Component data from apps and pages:
* * * *

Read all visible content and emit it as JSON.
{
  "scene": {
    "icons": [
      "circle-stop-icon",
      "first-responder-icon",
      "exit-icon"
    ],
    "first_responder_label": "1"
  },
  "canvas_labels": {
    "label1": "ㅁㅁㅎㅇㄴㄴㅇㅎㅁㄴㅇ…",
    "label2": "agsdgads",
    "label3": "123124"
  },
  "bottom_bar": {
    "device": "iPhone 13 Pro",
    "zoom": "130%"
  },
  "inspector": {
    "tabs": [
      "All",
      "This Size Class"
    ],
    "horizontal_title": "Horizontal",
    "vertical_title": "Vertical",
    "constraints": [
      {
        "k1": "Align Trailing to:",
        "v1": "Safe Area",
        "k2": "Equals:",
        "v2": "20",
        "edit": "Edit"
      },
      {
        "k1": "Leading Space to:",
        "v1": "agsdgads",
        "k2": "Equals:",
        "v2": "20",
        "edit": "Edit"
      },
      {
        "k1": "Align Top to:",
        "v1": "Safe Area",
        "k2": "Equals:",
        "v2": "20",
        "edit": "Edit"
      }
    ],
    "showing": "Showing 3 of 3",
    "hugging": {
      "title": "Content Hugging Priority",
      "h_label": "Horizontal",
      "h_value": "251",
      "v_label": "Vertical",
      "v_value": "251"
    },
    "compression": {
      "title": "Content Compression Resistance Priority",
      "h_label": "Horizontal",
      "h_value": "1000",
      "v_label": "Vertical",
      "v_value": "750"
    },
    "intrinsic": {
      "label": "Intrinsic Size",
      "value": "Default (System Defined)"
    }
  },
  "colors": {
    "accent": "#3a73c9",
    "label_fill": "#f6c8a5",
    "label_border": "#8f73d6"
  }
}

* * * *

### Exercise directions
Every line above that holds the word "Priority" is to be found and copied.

### Problem solution
      "title": "Content Hugging Priority",
      "title": "Content Compression Resistance Priority",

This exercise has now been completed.